▸ Action item
Each line in the data holding "true" should be listed.

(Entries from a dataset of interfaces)
##############################

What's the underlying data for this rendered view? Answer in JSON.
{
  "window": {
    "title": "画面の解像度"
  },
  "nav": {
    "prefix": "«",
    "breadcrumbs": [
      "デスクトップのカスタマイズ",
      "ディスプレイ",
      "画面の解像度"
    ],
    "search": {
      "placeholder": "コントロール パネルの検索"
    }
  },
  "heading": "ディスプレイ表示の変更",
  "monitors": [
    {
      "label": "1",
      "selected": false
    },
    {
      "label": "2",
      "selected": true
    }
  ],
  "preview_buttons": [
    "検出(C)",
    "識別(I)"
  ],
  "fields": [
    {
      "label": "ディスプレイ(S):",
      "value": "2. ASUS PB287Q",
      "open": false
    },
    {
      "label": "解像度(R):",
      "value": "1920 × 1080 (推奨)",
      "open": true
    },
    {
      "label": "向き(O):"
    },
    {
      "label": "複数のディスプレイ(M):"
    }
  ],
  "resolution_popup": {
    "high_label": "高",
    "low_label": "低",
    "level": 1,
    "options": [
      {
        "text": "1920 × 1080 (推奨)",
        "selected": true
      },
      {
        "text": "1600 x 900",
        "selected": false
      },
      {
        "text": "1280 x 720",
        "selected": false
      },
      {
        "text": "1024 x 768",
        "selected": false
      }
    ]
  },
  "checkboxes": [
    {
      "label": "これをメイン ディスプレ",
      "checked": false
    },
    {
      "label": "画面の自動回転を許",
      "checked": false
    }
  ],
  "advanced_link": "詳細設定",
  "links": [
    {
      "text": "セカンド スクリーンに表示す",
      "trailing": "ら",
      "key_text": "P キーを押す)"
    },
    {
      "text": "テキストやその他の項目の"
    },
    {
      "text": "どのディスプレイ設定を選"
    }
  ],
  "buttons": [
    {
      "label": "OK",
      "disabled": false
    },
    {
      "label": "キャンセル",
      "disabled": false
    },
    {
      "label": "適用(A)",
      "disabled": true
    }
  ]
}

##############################

▸ Response area
      "selected": true
      "open": true
        "selected": true
      "disabled": true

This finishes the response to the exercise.